▶ DIRECTIONS FOR THIS TASK
Every record, down to the last line, must be given again exactly.

Data entries
Content starts
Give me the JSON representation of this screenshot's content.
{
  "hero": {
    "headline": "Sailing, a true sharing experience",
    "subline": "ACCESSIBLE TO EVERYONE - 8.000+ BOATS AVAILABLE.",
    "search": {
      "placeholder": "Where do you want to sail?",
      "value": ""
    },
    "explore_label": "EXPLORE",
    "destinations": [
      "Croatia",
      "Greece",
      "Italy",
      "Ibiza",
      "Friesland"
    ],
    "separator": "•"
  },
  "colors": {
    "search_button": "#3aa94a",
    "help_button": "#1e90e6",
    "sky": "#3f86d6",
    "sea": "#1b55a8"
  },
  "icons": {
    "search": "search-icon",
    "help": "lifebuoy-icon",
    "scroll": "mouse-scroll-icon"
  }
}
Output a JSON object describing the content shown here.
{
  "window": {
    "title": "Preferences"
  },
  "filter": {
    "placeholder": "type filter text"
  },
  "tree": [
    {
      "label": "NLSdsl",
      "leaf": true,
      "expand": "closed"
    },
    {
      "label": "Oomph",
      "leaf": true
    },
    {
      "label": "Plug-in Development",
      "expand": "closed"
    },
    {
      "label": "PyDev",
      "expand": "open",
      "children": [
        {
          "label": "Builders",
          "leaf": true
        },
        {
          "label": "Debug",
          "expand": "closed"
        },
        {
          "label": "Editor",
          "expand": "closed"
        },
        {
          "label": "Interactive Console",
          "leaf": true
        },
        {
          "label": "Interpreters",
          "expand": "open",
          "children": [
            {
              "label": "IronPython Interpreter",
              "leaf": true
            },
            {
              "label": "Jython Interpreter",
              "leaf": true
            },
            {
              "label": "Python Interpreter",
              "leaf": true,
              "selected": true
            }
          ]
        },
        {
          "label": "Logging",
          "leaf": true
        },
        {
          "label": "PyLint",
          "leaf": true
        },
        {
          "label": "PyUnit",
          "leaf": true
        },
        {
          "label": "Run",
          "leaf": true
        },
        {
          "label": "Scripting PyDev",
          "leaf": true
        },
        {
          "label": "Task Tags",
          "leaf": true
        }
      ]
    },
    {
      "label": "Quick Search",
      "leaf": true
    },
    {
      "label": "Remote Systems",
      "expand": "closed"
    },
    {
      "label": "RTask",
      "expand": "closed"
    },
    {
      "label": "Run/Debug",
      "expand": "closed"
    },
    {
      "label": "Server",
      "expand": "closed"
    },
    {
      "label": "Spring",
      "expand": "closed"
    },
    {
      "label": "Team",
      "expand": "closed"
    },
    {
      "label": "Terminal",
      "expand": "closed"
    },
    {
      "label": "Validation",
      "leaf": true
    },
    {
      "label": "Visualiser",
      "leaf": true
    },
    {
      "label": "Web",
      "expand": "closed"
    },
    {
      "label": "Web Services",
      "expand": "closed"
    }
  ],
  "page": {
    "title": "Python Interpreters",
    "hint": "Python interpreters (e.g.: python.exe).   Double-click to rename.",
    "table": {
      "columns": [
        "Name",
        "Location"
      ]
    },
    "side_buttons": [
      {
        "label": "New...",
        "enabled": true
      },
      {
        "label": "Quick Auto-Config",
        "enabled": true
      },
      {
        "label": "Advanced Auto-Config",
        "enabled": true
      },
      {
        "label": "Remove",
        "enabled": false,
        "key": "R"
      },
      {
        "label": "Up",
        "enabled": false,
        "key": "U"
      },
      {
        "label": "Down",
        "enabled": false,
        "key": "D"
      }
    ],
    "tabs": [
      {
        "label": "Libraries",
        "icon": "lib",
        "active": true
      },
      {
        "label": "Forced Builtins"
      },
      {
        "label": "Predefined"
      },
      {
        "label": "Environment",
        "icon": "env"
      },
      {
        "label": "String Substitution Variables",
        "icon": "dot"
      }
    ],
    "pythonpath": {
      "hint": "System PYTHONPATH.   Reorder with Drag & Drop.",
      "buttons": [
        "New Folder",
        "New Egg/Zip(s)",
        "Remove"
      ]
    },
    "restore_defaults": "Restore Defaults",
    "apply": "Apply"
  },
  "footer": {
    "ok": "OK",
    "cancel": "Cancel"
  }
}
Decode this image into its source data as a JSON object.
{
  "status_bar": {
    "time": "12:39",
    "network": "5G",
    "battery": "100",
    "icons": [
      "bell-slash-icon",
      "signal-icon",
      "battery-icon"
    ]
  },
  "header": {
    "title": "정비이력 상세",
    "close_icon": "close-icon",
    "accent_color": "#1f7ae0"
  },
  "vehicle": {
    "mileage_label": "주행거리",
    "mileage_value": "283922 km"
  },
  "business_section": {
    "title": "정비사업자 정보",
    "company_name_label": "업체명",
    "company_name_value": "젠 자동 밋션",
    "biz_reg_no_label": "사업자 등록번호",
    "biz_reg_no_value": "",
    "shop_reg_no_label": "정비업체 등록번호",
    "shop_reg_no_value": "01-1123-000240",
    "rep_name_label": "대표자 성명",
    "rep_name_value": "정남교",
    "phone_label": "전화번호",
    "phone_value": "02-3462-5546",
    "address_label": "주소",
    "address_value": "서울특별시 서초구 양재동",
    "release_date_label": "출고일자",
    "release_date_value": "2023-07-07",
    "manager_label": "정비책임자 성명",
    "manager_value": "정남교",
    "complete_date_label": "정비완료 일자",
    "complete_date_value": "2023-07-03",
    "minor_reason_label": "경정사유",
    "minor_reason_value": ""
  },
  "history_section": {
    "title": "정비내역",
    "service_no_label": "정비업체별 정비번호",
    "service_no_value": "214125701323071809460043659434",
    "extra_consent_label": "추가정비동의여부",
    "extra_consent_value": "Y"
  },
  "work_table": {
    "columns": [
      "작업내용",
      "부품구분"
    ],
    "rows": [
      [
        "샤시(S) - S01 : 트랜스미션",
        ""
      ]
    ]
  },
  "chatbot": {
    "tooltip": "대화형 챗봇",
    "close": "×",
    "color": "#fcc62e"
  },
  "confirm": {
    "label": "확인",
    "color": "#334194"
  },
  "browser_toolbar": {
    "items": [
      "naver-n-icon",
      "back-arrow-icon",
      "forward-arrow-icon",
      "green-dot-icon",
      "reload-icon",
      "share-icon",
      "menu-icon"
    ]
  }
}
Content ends
▶ TASK RESPONSE
Give me the JSON representation of this screenshot's content.
{
  "hero": {
    "headline": "Sailing, a true sharing experience",
    "subline": "ACCESSIBLE TO EVERYONE - 8.000+ BOATS AVAILABLE.",
    "search": {
      "placeholder": "Where do you want to sail?",
      "value": ""
    },
    "explore_label": "EXPLORE",
    "destinations": [
      "Croatia",
      "Greece",
      "Italy",
      "Ibiza",
      "Friesland"
    ],
    "separator": "•"
  },
  "colors": {
    "search_button": "#3aa94a",
    "help_button": "#1e90e6",
    "sky": "#3f86d6",
    "sea": "#1b55a8"
  },
  "icons": {
    "search": "search-icon",
    "help": "lifebuoy-icon",
    "scroll": "mouse-scroll-icon"
  }
}
Output a JSON object describing the content shown here.
{
  "window": {
    "title": "Preferences"
  },
  "filter": {
    "placeholder": "type filter text"
  },
  "tree": [
    {
      "label": "NLSdsl",
      "leaf": true,
      "expand": "closed"
    },
    {
      "label": "Oomph",
      "leaf": true
    },
    {
      "label": "Plug-in Development",
      "expand": "closed"
    },
    {
      "label": "PyDev",
      "expand": "open",
      "children": [
        {
          "label": "Builders",
          "leaf": true
        },
        {
          "label": "Debug",
          "expand": "closed"
        },
        {
          "label": "Editor",
          "expand": "closed"
        },
        {
          "label": "Interactive Console",
          "leaf": true
        },
        {
          "label": "Interpreters",
          "expand": "open",
          "children": [
            {
              "label": "IronPython Interpreter",
              "leaf": true
            },
            {
              "label": "Jython Interpreter",
              "leaf": true
            },
            {
              "label": "Python Interpreter",
              "leaf": true,
              "selected": true
            }
          ]
        },
        {
          "label": "Logging",
          "leaf": true
        },
        {
          "label": "PyLint",
          "leaf": true
        },
        {
          "label": "PyUnit",
          "leaf": true
        },
        {
          "label": "Run",
          "leaf": true
        },
        {
          "label": "Scripting PyDev",
          "leaf": true
        },
        {
          "label": "Task Tags",
          "leaf": true
        }
      ]
    },
    {
      "label": "Quick Search",
      "leaf": true
    },
    {
      "label": "Remote Systems",
      "expand": "closed"
    },
    {
      "label": "RTask",
      "expand": "closed"
    },
    {
      "label": "Run/Debug",
      "expand": "closed"
    },
    {
      "label": "Server",
      "expand": "closed"
    },
    {
      "label": "Spring",
      "expand": "closed"
    },
    {
      "label": "Team",
      "expand": "closed"
    },
    {
      "label": "Terminal",
      "expand": "closed"
    },
    {
      "label": "Validation",
      "leaf": true
    },
    {
      "label": "Visualiser",
      "leaf": true
    },
    {
      "label": "Web",
      "expand": "closed"
    },
    {
      "label": "Web Services",
      "expand": "closed"
    }
  ],
  "page": {
    "title": "Python Interpreters",
    "hint": "Python interpreters (e.g.: python.exe).   Double-click to rename.",
    "table": {
      "columns": [
        "Name",
        "Location"
      ]
    },
    "side_buttons": [
      {
        "label": "New...",
        "enabled": true
      },
      {
        "label": "Quick Auto-Config",
        "enabled": true
      },
      {
        "label": "Advanced Auto-Config",
        "enabled": true
      },
      {
        "label": "Remove",
        "enabled": false,
        "key": "R"
      },
      {
        "label": "Up",
        "enabled": false,
        "key": "U"
      },
      {
        "label": "Down",
        "enabled": false,
        "key": "D"
      }
    ],
    "tabs": [
      {
        "label": "Libraries",
        "icon": "lib",
        "active": true
      },
      {
        "label": "Forced Builtins"
      },
      {
        "label": "Predefined"
      },
      {
        "label": "Environment",
        "icon": "env"
      },
      {
        "label": "String Substitution Variables",
        "icon": "dot"
      }
    ],
    "pythonpath": {
      "hint": "System PYTHONPATH.   Reorder with Drag & Drop.",
      "buttons": [
        "New Folder",
        "New Egg/Zip(s)",
        "Remove"
      ]
    },
    "restore_defaults": "Restore Defaults",
    "apply": "Apply"
  },
  "footer": {
    "ok": "OK",
    "cancel": "Cancel"
  }
}
Decode this image into its source data as a JSON object.
{
  "status_bar": {
    "time": "12:39",
    "network": "5G",
    "battery": "100",
    "icons": [
      "bell-slash-icon",
      "signal-icon",
      "battery-icon"
    ]
  },
  "header": {
    "title": "정비이력 상세",
    "close_icon": "close-icon",
    "accent_color": "#1f7ae0"
  },
  "vehicle": {
    "mileage_label": "주행거리",
    "mileage_value": "283922 km"
  },
  "business_section": {
    "title": "정비사업자 정보",
    "company_name_label": "업체명",
    "company_name_value": "젠 자동 밋션",
    "biz_reg_no_label": "사업자 등록번호",
    "biz_reg_no_value": "",
    "shop_reg_no_label": "정비업체 등록번호",
    "shop_reg_no_value": "01-1123-000240",
    "rep_name_label": "대표자 성명",
    "rep_name_value": "정남교",
    "phone_label": "전화번호",
    "phone_value": "02-3462-5546",
    "address_label": "주소",
    "address_value": "서울특별시 서초구 양재동",
    "release_date_label": "출고일자",
    "release_date_value": "2023-07-07",
    "manager_label": "정비책임자 성명",
    "manager_value": "정남교",
    "complete_date_label": "정비완료 일자",
    "complete_date_value": "2023-07-03",
    "minor_reason_label": "경정사유",
    "minor_reason_value": ""
  },
  "history_section": {
    "title": "정비내역",
    "service_no_label": "정비업체별 정비번호",
    "service_no_value": "214125701323071809460043659434",
    "extra_consent_label": "추가정비동의여부",
    "extra_consent_value": "Y"
  },
  "work_table": {
    "columns": [
      "작업내용",
      "부품구분"
    ],
    "rows": [
      [
        "샤시(S) - S01 : 트랜스미션",
        ""
      ]
    ]
  },
  "chatbot": {
    "tooltip": "대화형 챗봇",
    "close": "×",
    "color": "#fcc62e"
  },
  "confirm": {
    "label": "확인",
    "color": "#334194"
  },
  "browser_toolbar": {
    "items": [
      "naver-n-icon",
      "back-arrow-icon",
      "forward-arrow-icon",
      "green-dot-icon",
      "reload-icon",
      "share-icon",
      "menu-icon"
    ]
  }
}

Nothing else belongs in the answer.